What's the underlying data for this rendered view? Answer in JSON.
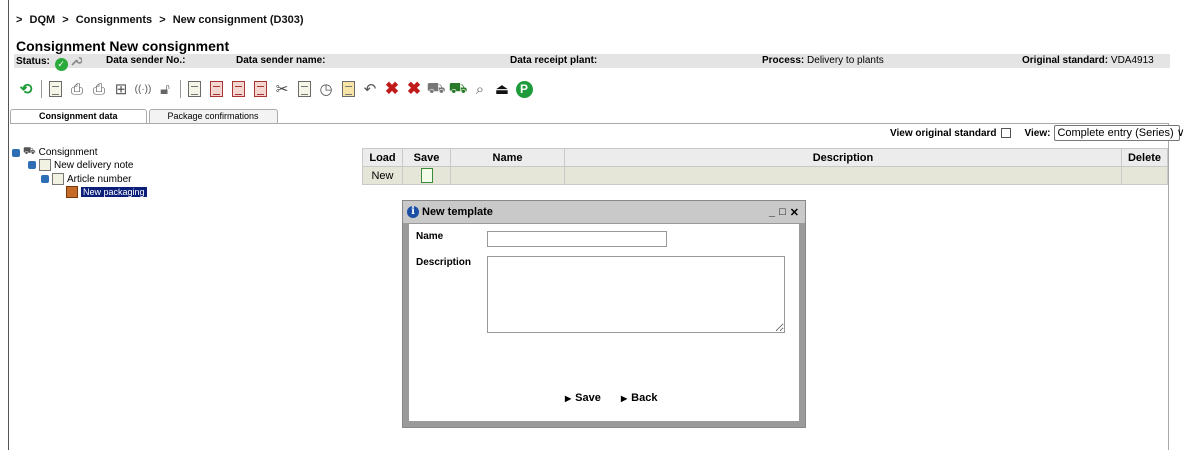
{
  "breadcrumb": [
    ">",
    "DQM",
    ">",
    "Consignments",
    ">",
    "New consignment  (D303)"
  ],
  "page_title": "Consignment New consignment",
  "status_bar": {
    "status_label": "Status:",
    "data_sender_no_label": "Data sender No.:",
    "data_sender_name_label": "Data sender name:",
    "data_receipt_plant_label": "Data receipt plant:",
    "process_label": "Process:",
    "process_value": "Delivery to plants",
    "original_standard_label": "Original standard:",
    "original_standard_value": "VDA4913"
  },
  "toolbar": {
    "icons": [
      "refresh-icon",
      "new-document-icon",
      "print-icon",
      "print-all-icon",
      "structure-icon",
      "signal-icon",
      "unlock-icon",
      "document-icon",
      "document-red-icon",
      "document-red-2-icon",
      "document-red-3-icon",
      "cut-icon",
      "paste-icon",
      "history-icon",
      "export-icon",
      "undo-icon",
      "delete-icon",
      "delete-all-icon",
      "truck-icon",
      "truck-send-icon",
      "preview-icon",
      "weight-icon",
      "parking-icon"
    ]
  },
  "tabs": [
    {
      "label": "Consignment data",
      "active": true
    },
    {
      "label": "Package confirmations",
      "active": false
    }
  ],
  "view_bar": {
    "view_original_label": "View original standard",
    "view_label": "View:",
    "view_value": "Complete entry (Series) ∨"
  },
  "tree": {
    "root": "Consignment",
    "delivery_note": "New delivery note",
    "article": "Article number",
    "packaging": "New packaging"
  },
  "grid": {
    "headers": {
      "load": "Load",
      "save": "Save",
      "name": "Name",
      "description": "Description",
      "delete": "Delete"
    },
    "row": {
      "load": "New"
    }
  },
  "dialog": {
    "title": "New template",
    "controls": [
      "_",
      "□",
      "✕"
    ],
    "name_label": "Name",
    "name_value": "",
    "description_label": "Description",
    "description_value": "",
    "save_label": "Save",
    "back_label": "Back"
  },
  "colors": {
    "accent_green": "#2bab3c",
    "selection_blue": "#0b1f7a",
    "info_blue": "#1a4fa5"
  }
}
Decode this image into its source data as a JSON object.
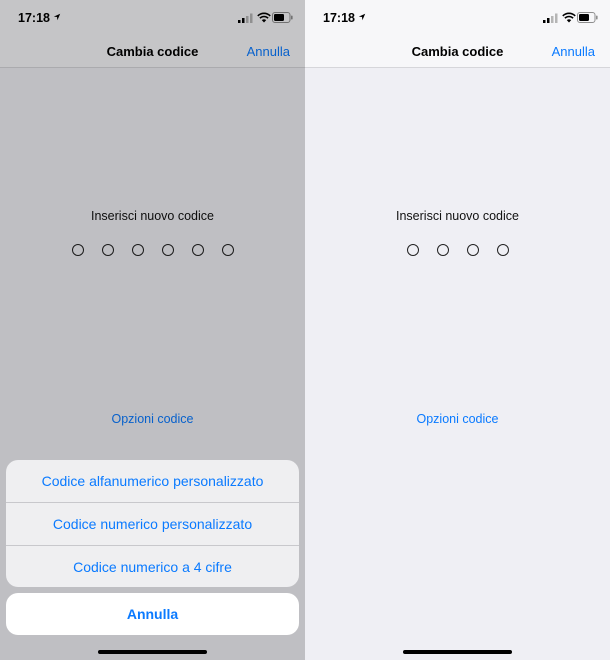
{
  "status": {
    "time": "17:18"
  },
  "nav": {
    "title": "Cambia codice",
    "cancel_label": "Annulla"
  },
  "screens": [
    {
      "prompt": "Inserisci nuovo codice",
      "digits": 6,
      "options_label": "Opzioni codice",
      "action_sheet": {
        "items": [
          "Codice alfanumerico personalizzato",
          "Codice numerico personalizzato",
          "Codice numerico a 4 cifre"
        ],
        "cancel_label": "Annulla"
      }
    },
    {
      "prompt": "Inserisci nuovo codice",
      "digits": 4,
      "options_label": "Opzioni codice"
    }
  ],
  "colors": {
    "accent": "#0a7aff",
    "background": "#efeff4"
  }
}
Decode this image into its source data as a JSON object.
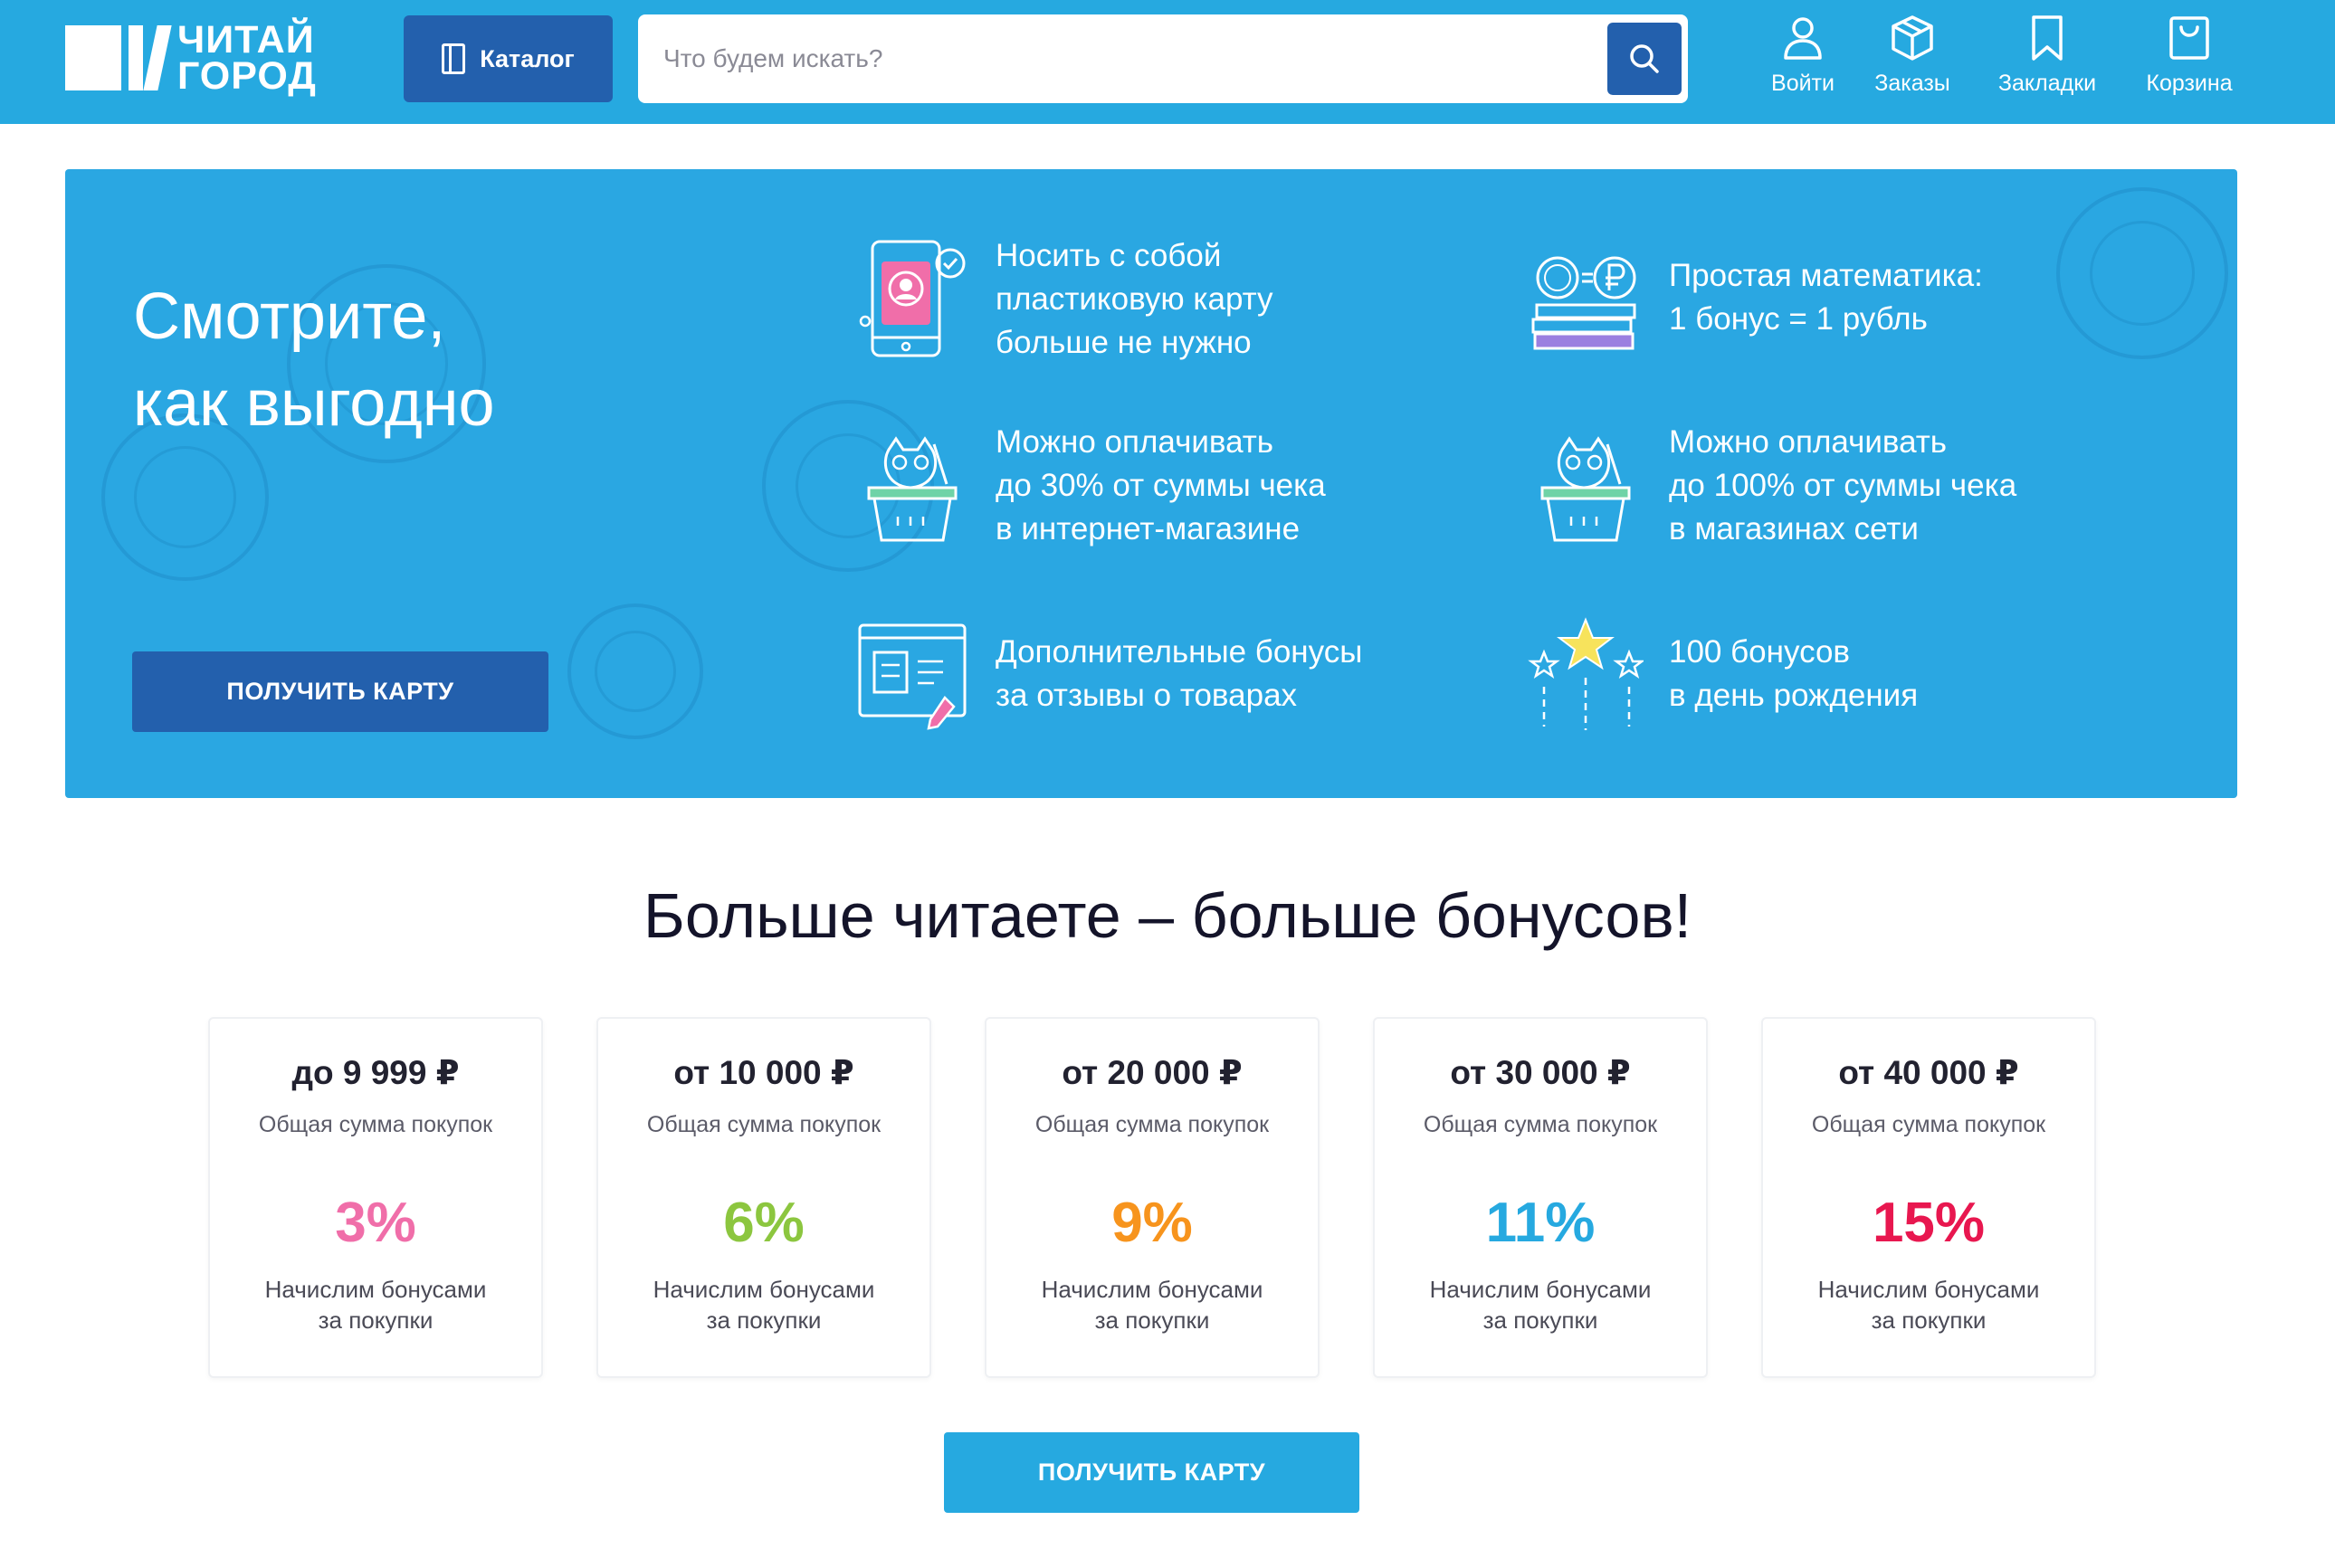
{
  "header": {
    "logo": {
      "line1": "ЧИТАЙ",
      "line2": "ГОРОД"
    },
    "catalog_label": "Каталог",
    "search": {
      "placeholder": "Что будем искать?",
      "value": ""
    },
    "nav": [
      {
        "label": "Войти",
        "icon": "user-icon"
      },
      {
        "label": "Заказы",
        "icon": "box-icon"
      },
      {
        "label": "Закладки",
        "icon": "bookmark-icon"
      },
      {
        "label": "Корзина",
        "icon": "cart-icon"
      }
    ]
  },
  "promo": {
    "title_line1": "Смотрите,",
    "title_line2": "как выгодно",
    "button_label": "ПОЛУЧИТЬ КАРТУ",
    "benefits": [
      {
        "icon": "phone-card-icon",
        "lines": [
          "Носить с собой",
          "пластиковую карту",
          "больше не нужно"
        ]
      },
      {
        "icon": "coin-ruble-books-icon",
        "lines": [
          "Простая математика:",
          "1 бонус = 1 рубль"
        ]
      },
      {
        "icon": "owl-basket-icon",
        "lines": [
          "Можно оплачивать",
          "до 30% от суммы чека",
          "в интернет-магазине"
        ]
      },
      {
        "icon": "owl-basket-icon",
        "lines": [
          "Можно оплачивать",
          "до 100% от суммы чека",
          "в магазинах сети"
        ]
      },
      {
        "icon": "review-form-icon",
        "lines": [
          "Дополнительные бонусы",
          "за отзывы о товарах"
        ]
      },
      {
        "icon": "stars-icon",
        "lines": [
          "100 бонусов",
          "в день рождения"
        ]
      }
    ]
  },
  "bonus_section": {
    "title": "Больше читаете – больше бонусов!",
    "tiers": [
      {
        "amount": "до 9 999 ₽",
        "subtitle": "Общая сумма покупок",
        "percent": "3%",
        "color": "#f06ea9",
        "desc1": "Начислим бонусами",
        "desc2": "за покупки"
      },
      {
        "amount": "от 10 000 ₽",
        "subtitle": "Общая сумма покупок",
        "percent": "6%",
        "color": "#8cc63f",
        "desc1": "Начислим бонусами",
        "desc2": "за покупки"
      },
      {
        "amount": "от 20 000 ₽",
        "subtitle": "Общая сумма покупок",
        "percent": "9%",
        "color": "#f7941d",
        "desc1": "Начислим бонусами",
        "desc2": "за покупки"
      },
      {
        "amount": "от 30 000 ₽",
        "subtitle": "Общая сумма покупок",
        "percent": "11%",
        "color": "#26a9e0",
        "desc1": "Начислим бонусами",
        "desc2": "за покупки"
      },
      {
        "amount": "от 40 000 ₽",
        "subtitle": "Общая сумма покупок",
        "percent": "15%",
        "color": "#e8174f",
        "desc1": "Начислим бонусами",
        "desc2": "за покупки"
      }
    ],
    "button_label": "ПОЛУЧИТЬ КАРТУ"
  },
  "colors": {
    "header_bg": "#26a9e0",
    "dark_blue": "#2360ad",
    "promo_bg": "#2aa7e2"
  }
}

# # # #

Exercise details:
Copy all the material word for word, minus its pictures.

Output of the task:
What's the underlying data for this rendered view? Answer in JSON.
{
  "breadcrumb": [
    ">",
    "DQM",
    ">",
    "Consignments",
    ">",
    "New consignment  (D303)"
  ],
  "page_title": "Consignment New consignment",
  "status_bar": {
    "status_label": "Status:",
    "data_sender_no_label": "Data sender No.:",
    "data_sender_name_label": "Data sender name:",
    "data_receipt_plant_label": "Data receipt plant:",
    "process_label": "Process:",
    "process_value": "Delivery to plants",
    "original_standard_label": "Original standard:",
    "original_standard_value": "VDA4913"
  },
  "toolbar": {
    "icons": [
      "refresh-icon",
      "new-document-icon",
      "print-icon",
      "print-all-icon",
      "structure-icon",
      "signal-icon",
      "unlock-icon",
      "document-icon",
      "document-red-icon",
      "document-red-2-icon",
      "document-red-3-icon",
      "cut-icon",
      "paste-icon",
      "history-icon",
      "export-icon",
      "undo-icon",
      "delete-icon",
      "delete-all-icon",
      "truck-icon",
      "truck-send-icon",
      "preview-icon",
      "weight-icon",
      "parking-icon"
    ]
  },
  "tabs": [
    {
      "label": "Consignment data",
      "active": true
    },
    {
      "label": "Package confirmations",
      "active": false
    }
  ],
  "view_bar": {
    "view_original_label": "View original standard",
    "view_label": "View:",
    "view_value": "Complete entry (Series) ∨"
  },
  "tree": {
    "root": "Consignment",
    "delivery_note": "New delivery note",
    "article": "Article number",
    "packaging": "New packaging"
  },
  "grid": {
    "headers": {
      "load": "Load",
      "save": "Save",
      "name": "Name",
      "description": "Description",
      "delete": "Delete"
    },
    "row": {
      "load": "New"
    }
  },
  "dialog": {
    "title": "New template",
    "controls": [
      "_",
      "□",
      "✕"
    ],
    "name_label": "Name",
    "name_value": "",
    "description_label": "Description",
    "description_value": "",
    "save_label": "Save",
    "back_label": "Back"
  },
  "colors": {
    "accent_green": "#2bab3c",
    "selection_blue": "#0b1f7a",
    "info_blue": "#1a4fa5"
  }
}
Decode this image into its source data as a JSON object.
{
  "status": {
    "time": "17:18"
  },
  "nav": {
    "title": "Cambia codice",
    "cancel_label": "Annulla"
  },
  "screens": [
    {
      "prompt": "Inserisci nuovo codice",
      "digits": 6,
      "options_label": "Opzioni codice",
      "action_sheet": {
        "items": [
          "Codice alfanumerico personalizzato",
          "Codice numerico personalizzato",
          "Codice numerico a 4 cifre"
        ],
        "cancel_label": "Annulla"
      }
    },
    {
      "prompt": "Inserisci nuovo codice",
      "digits": 4,
      "options_label": "Opzioni codice"
    }
  ],
  "colors": {
    "accent": "#0a7aff",
    "background": "#efeff4"
  }
}
Decode this image into its source data as a JSON object.
{
  "header": {
    "logo": {
      "line1": "ЧИТАЙ",
      "line2": "ГОРОД"
    },
    "catalog_label": "Каталог",
    "search": {
      "placeholder": "Что будем искать?",
      "value": ""
    },
    "nav": [
      {
        "label": "Войти",
        "icon": "user-icon"
      },
      {
        "label": "Заказы",
        "icon": "box-icon"
      },
      {
        "label": "Закладки",
        "icon": "bookmark-icon"
      },
      {
        "label": "Корзина",
        "icon": "cart-icon"
      }
    ]
  },
  "promo": {
    "title_line1": "Смотрите,",
    "title_line2": "как выгодно",
    "button_label": "ПОЛУЧИТЬ КАРТУ",
    "benefits": [
      {
        "icon": "phone-card-icon",
        "lines": [
          "Носить с собой",
          "пластиковую карту",
          "больше не нужно"
        ]
      },
      {
        "icon": "coin-ruble-books-icon",
        "lines": [
          "Простая математика:",
          "1 бонус = 1 рубль"
        ]
      },
      {
        "icon": "owl-basket-icon",
        "lines": [
          "Можно оплачивать",
          "до 30% от суммы чека",
          "в интернет-магазине"
        ]
      },
      {
        "icon": "owl-basket-icon",
        "lines": [
          "Можно оплачивать",
          "до 100% от суммы чека",
          "в магазинах сети"
        ]
      },
      {
        "icon": "review-form-icon",
        "lines": [
          "Дополнительные бонусы",
          "за отзывы о товарах"
        ]
      },
      {
        "icon": "stars-icon",
        "lines": [
          "100 бонусов",
          "в день рождения"
        ]
      }
    ]
  },
  "bonus_section": {
    "title": "Больше читаете – больше бонусов!",
    "tiers": [
      {
        "amount": "до 9 999 ₽",
        "subtitle": "Общая сумма покупок",
        "percent": "3%",
        "color": "#f06ea9",
        "desc1": "Начислим бонусами",
        "desc2": "за покупки"
      },
      {
        "amount": "от 10 000 ₽",
        "subtitle": "Общая сумма покупок",
        "percent": "6%",
        "color": "#8cc63f",
        "desc1": "Начислим бонусами",
        "desc2": "за покупки"
      },
      {
        "amount": "от 20 000 ₽",
        "subtitle": "Общая сумма покупок",
        "percent": "9%",
        "color": "#f7941d",
        "desc1": "Начислим бонусами",
        "desc2": "за покупки"
      },
      {
        "amount": "от 30 000 ₽",
        "subtitle": "Общая сумма покупок",
        "percent": "11%",
        "color": "#26a9e0",
        "desc1": "Начислим бонусами",
        "desc2": "за покупки"
      },
      {
        "amount": "от 40 000 ₽",
        "subtitle": "Общая сумма покупок",
        "percent": "15%",
        "color": "#e8174f",
        "desc1": "Начислим бонусами",
        "desc2": "за покупки"
      }
    ],
    "button_label": "ПОЛУЧИТЬ КАРТУ"
  },
  "colors": {
    "header_bg": "#26a9e0",
    "dark_blue": "#2360ad",
    "promo_bg": "#2aa7e2"
  }
}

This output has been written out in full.